“For a double-hook-minnow rig, I prefer the Daiichi Bleeding Bait hooks, with their red color and some of the sharpest hooks in the fishing market. I get more hook-ups with these hooks than with other hooks. To fish vertically over the spots, I like B’n’M poles or rods, but you can use any rod, reel or pole you have.
“You need that size line since you never know what you’ll catch. Deep-water crappie spots also may hold bass, bream, catfish, white bass and saltwater stripers. Crappie move vertically in the water column over these deep-water sites. They may be holding as shallow as 5- 6 feet deep over a brush top 30-feet deep on the bottom, or they may be concentrating inside that brush top at 27-28 feet deep. They’ll hold in the water temperature that’s most comfortable for them, and where the baitfish are most abundant.”
Summertime Crappie Fishing Tips for Hot Spots
* Fish at Night – A problem associated with fishing open water and deep-water crappie hot spots in the summer is boat traffic from boaters, jet skiers, and other fishermen. To dodge this traffic, you can fish these spots at night when there is little or no boat traffic. You can use floating lights, underwater lights or lanterns held just above the water to attract microorganisms that baitfish feed on, and the crappie will be attracted to the baitfish.

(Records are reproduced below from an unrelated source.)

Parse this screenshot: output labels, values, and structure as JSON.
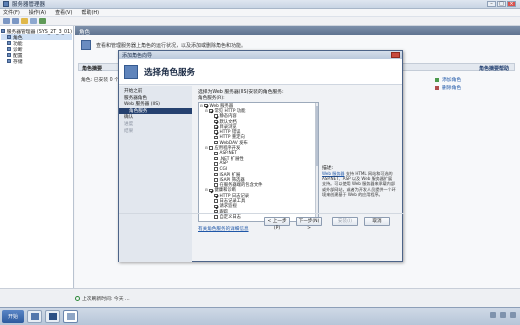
{
  "window": {
    "title": "服务器管理器",
    "menu": [
      "文件(F)",
      "操作(A)",
      "查看(V)",
      "帮助(H)"
    ],
    "content_header": "角色",
    "description": "查看和管理服务器上角色的运行状况，以及添加或删除角色和功能。",
    "summary_title": "角色摘要",
    "summary_help": "角色摘要帮助",
    "roles_line": "角色: 已安装 0 个(共 17 个)",
    "actions": [
      "添加角色",
      "删除角色"
    ],
    "refresh_text": "上次刷新时间: 今天 ..."
  },
  "tree": [
    {
      "label": "服务器管理器 (SYS_2T_3_01)",
      "selected": false
    },
    {
      "label": "角色",
      "selected": true
    },
    {
      "label": "功能",
      "selected": false
    },
    {
      "label": "诊断",
      "selected": false
    },
    {
      "label": "配置",
      "selected": false
    },
    {
      "label": "存储",
      "selected": false
    }
  ],
  "dialog": {
    "title": "添加角色向导",
    "heading": "选择角色服务",
    "nav": [
      {
        "label": "开始之前",
        "sub": false,
        "selected": false,
        "dim": false
      },
      {
        "label": "服务器角色",
        "sub": false,
        "selected": false,
        "dim": false
      },
      {
        "label": "Web 服务器 (IIS)",
        "sub": false,
        "selected": false,
        "dim": false
      },
      {
        "label": "角色服务",
        "sub": true,
        "selected": true,
        "dim": false
      },
      {
        "label": "确认",
        "sub": false,
        "selected": false,
        "dim": false
      },
      {
        "label": "进度",
        "sub": false,
        "selected": false,
        "dim": true
      },
      {
        "label": "结果",
        "sub": false,
        "selected": false,
        "dim": true
      }
    ],
    "intro": "选择为Web 服务器(IIS)安装的角色服务:",
    "services_label": "角色服务(R):",
    "services": [
      {
        "label": "Web 服务器",
        "level": 0,
        "expander": "⊟",
        "checked": true
      },
      {
        "label": "常见 HTTP 功能",
        "level": 1,
        "expander": "⊟",
        "checked": true
      },
      {
        "label": "静态内容",
        "level": 2,
        "expander": "",
        "checked": true
      },
      {
        "label": "默认文档",
        "level": 2,
        "expander": "",
        "checked": true
      },
      {
        "label": "目录浏览",
        "level": 2,
        "expander": "",
        "checked": true
      },
      {
        "label": "HTTP 错误",
        "level": 2,
        "expander": "",
        "checked": true
      },
      {
        "label": "HTTP 重定向",
        "level": 2,
        "expander": "",
        "checked": false
      },
      {
        "label": "WebDAV 发布",
        "level": 2,
        "expander": "",
        "checked": false
      },
      {
        "label": "应用程序开发",
        "level": 1,
        "expander": "⊟",
        "checked": false
      },
      {
        "label": "ASP.NET",
        "level": 2,
        "expander": "",
        "checked": false
      },
      {
        "label": ".NET 扩展性",
        "level": 2,
        "expander": "",
        "checked": false
      },
      {
        "label": "ASP",
        "level": 2,
        "expander": "",
        "checked": false
      },
      {
        "label": "CGI",
        "level": 2,
        "expander": "",
        "checked": false
      },
      {
        "label": "ISAPI 扩展",
        "level": 2,
        "expander": "",
        "checked": false
      },
      {
        "label": "ISAPI 筛选器",
        "level": 2,
        "expander": "",
        "checked": false
      },
      {
        "label": "在服务器端的包含文件",
        "level": 2,
        "expander": "",
        "checked": false
      },
      {
        "label": "健康和诊断",
        "level": 1,
        "expander": "⊟",
        "checked": true
      },
      {
        "label": "HTTP 日志记录",
        "level": 2,
        "expander": "",
        "checked": true
      },
      {
        "label": "日志记录工具",
        "level": 2,
        "expander": "",
        "checked": false
      },
      {
        "label": "请求监视",
        "level": 2,
        "expander": "",
        "checked": true
      },
      {
        "label": "跟踪",
        "level": 2,
        "expander": "",
        "checked": false
      },
      {
        "label": "自定义日志",
        "level": 2,
        "expander": "",
        "checked": false
      }
    ],
    "desc_title": "描述:",
    "desc_link": "Web 服务器",
    "desc_text": "支持 HTML 网站和可选的 ASP.NET、ASP 以及 Web 服务器扩展支持。可以使用 Web 服务器来承载内部或外部网站，或者为开发人员提供一个环境来创建基于 Web 的应用程序。",
    "more_link": "有关角色服务的详细信息",
    "buttons": {
      "prev": "< 上一步(P)",
      "next": "下一步(N) >",
      "install": "安装(I)",
      "cancel": "取消"
    }
  },
  "taskbar": {
    "start": "开始"
  }
}
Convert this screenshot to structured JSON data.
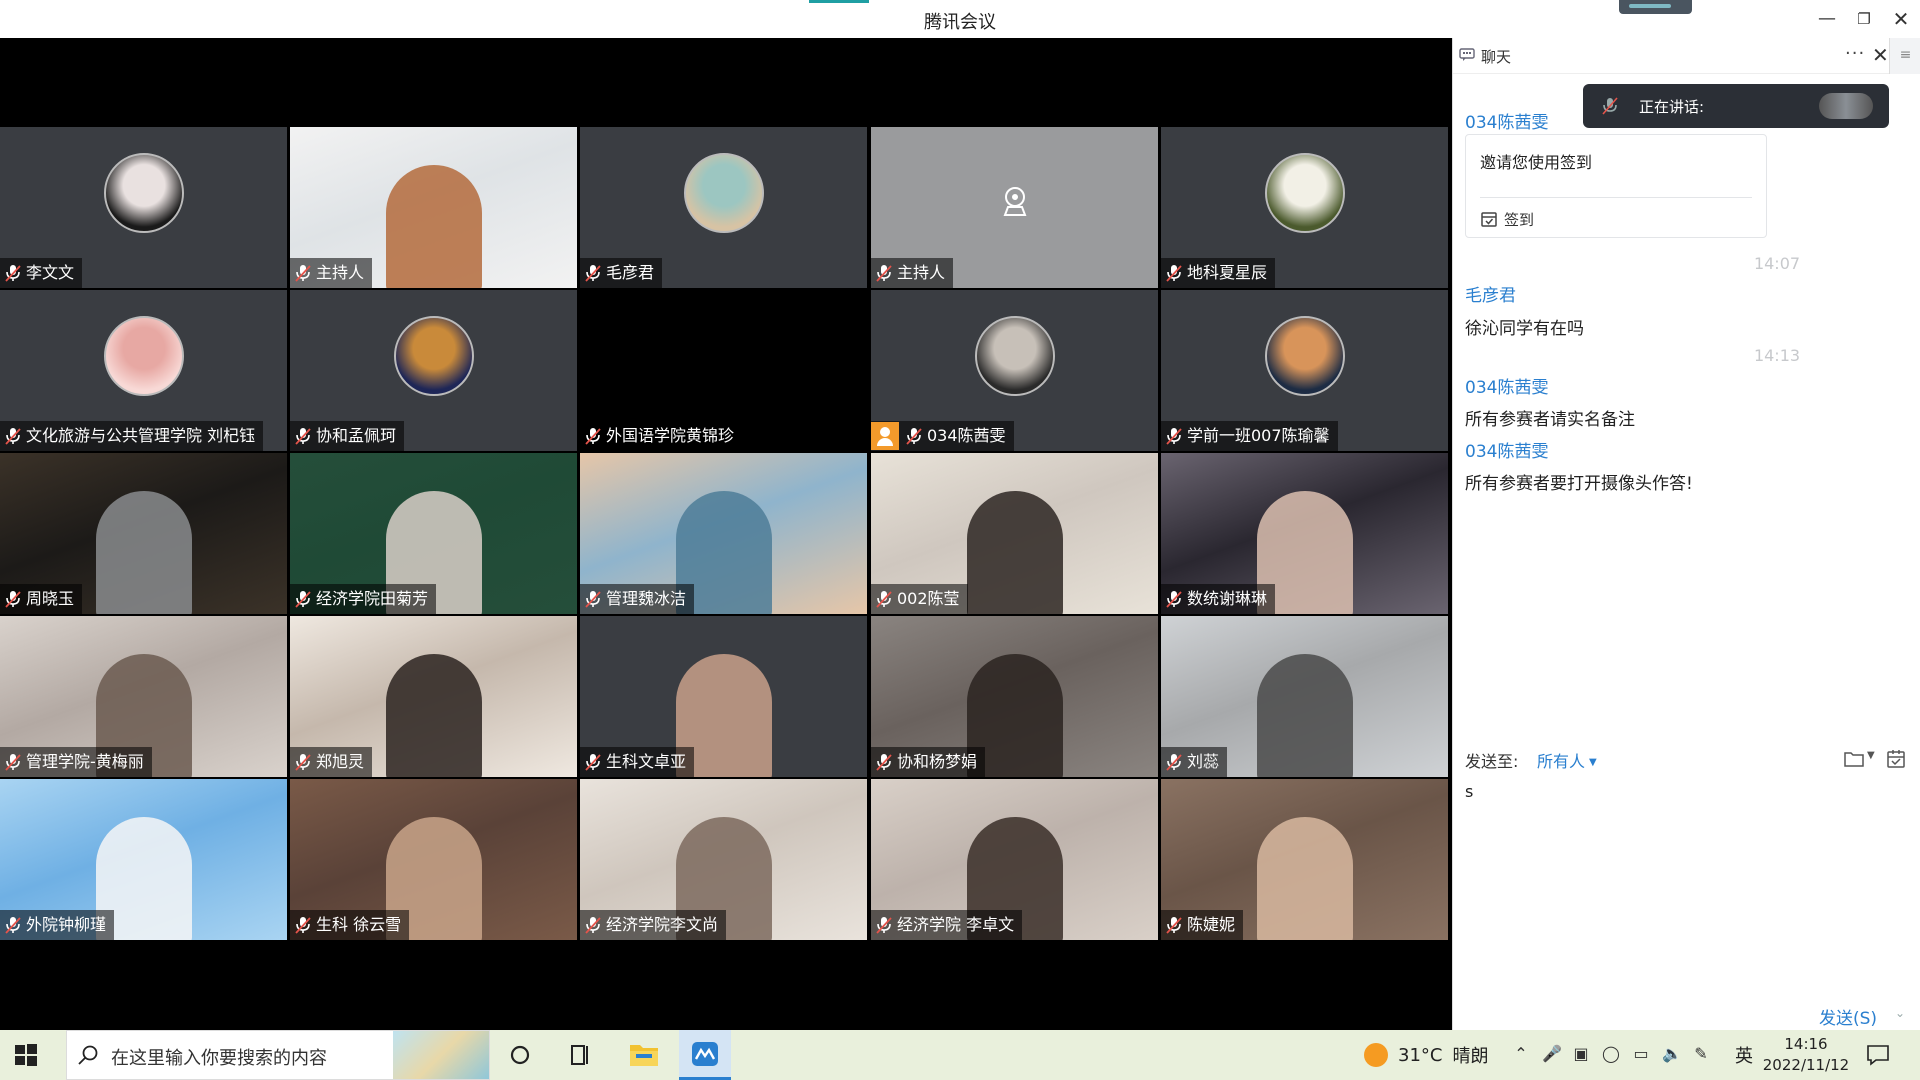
{
  "window": {
    "title": "腾讯会议"
  },
  "grid": {
    "tiles": [
      {
        "label": "李文文",
        "kind": "avatar",
        "bg": "#3a3d42",
        "avatar_colors": [
          "#1a1a1a",
          "#e9e1e0"
        ]
      },
      {
        "label": "主持人",
        "kind": "video",
        "bg": "#dfe3e6",
        "avatar_colors": [
          "#f2f2f2",
          "#b46b3c"
        ]
      },
      {
        "label": "毛彦君",
        "kind": "avatar",
        "bg": "#3a3d42",
        "avatar_colors": [
          "#d7c3a4",
          "#9cc6c1"
        ]
      },
      {
        "label": "主持人",
        "kind": "camera-off",
        "bg": "#9a9b9d",
        "avatar_colors": []
      },
      {
        "label": "地科夏星辰",
        "kind": "avatar",
        "bg": "#3a3d42",
        "avatar_colors": [
          "#4b5a2d",
          "#f2f0e6"
        ]
      },
      {
        "label": "文化旅游与公共管理学院 刘杞钰",
        "kind": "avatar",
        "bg": "#3a3d42",
        "avatar_colors": [
          "#f8d9d6",
          "#e7a8a3"
        ]
      },
      {
        "label": "协和孟佩珂",
        "kind": "avatar",
        "bg": "#3a3d42",
        "avatar_colors": [
          "#1e2657",
          "#c98a3a"
        ]
      },
      {
        "label": "外国语学院黄锦珍",
        "kind": "blank",
        "bg": "#000000",
        "avatar_colors": []
      },
      {
        "label": "034陈茜雯",
        "kind": "avatar-host",
        "bg": "#3a3d42",
        "avatar_colors": [
          "#2a2a2a",
          "#c7c0b8"
        ]
      },
      {
        "label": "学前一班007陈瑜馨",
        "kind": "avatar",
        "bg": "#3a3d42",
        "avatar_colors": [
          "#1d2c44",
          "#d8945a"
        ]
      },
      {
        "label": "周晓玉",
        "kind": "video",
        "bg": "#1c1a18",
        "avatar_colors": [
          "#3b3228",
          "#8a8c8e"
        ]
      },
      {
        "label": "经济学院田菊芳",
        "kind": "video",
        "bg": "#1f4a36",
        "avatar_colors": [
          "#254e3a",
          "#d9cfc8"
        ]
      },
      {
        "label": "管理魏冰洁",
        "kind": "video",
        "bg": "#8fb4cc",
        "avatar_colors": [
          "#e6c6a8",
          "#4d7c98"
        ]
      },
      {
        "label": "002陈莹",
        "kind": "video",
        "bg": "#cfc7bf",
        "avatar_colors": [
          "#e8e2d8",
          "#2d2622"
        ]
      },
      {
        "label": "数统谢琳琳",
        "kind": "video",
        "bg": "#2a2730",
        "avatar_colors": [
          "#6a6470",
          "#dcbfb0"
        ]
      },
      {
        "label": "管理学院-黄梅丽",
        "kind": "video",
        "bg": "#b3a9a3",
        "avatar_colors": [
          "#d9d2cc",
          "#6b5a50"
        ]
      },
      {
        "label": "郑旭灵",
        "kind": "video",
        "bg": "#c5b8ac",
        "avatar_colors": [
          "#efe8e0",
          "#2b2320"
        ]
      },
      {
        "label": "生科文卓亚",
        "kind": "video",
        "bg": "#3a3d42",
        "avatar_colors": [
          "#3a3d42",
          "#c9a08a"
        ]
      },
      {
        "label": "协和杨梦娟",
        "kind": "video",
        "bg": "#6a625e",
        "avatar_colors": [
          "#8a8480",
          "#2a2320"
        ]
      },
      {
        "label": "刘蕊",
        "kind": "video",
        "bg": "#a7a9ab",
        "avatar_colors": [
          "#cfd2d5",
          "#4a4a4a"
        ]
      },
      {
        "label": "外院钟柳瑾",
        "kind": "video",
        "bg": "#6fb0e4",
        "avatar_colors": [
          "#a9d4f2",
          "#f6f6f6"
        ]
      },
      {
        "label": "生科 徐云雪",
        "kind": "video",
        "bg": "#5a4238",
        "avatar_colors": [
          "#7a5a48",
          "#c9a48a"
        ]
      },
      {
        "label": "经济学院李文尚",
        "kind": "video",
        "bg": "#cfc6bd",
        "avatar_colors": [
          "#e9e3dc",
          "#7c6a5e"
        ]
      },
      {
        "label": "经济学院 李卓文",
        "kind": "video",
        "bg": "#bdb2ab",
        "avatar_colors": [
          "#d9d0c8",
          "#3a2e28"
        ]
      },
      {
        "label": "陈婕妮",
        "kind": "video",
        "bg": "#6a5548",
        "avatar_colors": [
          "#8a7262",
          "#d8b8a0"
        ]
      }
    ]
  },
  "chat": {
    "header_title": "聊天",
    "speaking_label": "正在讲话:",
    "messages": [
      {
        "sender": "034陈茜雯"
      },
      {
        "card_text": "邀请您使用签到",
        "card_button": "签到"
      },
      {
        "timestamp": "14:07"
      },
      {
        "sender": "毛彦君",
        "text": "徐沁同学有在吗"
      },
      {
        "timestamp": "14:13"
      },
      {
        "sender": "034陈茜雯",
        "text": "所有参赛者请实名备注"
      },
      {
        "sender": "034陈茜雯",
        "text": "所有参赛者要打开摄像头作答!"
      }
    ],
    "send_to_label": "发送至:",
    "recipient": "所有人",
    "input_value": "s",
    "send_button": "发送(S)"
  },
  "taskbar": {
    "search_placeholder": "在这里输入你要搜索的内容",
    "weather_temp": "31°C",
    "weather_desc": "晴朗",
    "ime": "英",
    "time": "14:16",
    "date": "2022/11/12"
  },
  "colors": {
    "accent": "#2a7fcf",
    "host_badge": "#f39a2b",
    "taskbar_bg": "#e9f0dc"
  }
}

* Pinpoint Crappie Depths – Don’t forget that crappie move up and down in the water column, not only throughout the day but also during the night. For instance, when you first start fishing, the crappie may be concentrating near the bottom, but the later you fish, the more likely the crappie are to move closer to the surface. When fishing all night long, you may catch crappie within a few feet of the surface.
* Fish Bridge Pilings – You almost always can catch crappie around bridge pilings. Baitfish congregate around bridge pilings that offer vertical structure from the bottom all the way to the surface, and the crappie can move up and down on the edge of this bridge pilings. Most of the time, the best bridge pilings to fish at night will be right on the edge of the creek channel.
Follow these summertime crappie fishing tips to enjoy catching crappie.
Sidebar: Crappie Fishing Tips for Deep, Clear Lakes
I consider Lewis Smith Lake, located north of Birmingham near Jasper, Ala., one of the worst places to find and catch crappie. Smith Lake has extremely-clear deep water from which many municipalities obtain their drinking water. The lake was cleared of timber before it was inundated. Most of its shoreline is steep cliffs and rocky bluffs. Because the water’s so clear, Smith Lake is not a highly-fertile lake for fish.
Sipes took my son-in-law, Dr. Joe Hudson, and myself to look for crappie spots one July there, when the temperature averaged more than 90 degrees. We caught one or two crappie in several locations. When we found an underwater tree on the edge of a creek channel, we caught a nice mess of crappie holding in 12-14 feet deep. Because this tree was right on the edge of the underwater creek bank, the crappie could move up into the tree top and feed on baitfish. Early in the morning and late in the afternoon when the weather was the coolest, they could move out to or suspend over the tree top where it dropped into the old creek channel. In warm weather, they could move down into the tree top in the old creek channel.
This is a crappie hotspot you can fish in the hot summer or the cold winter and expect to consistently catch crappie. Crappie won’t always be biting or holding here every time you fish, but if you locate four or five different places like this on the lake where you fish and use our crappie fishing tips, you should be able to catch crappie on one of these sites any time you go fishing.
If you enjoyed learning some of the Master’s Secrets of Crappie Fishing, check out my E-Book, the Master’s Secrets of Crappie Fishing, Tactics to Catch Crappie Year Round. Just click the book image above or HERE to check it out on Amazon.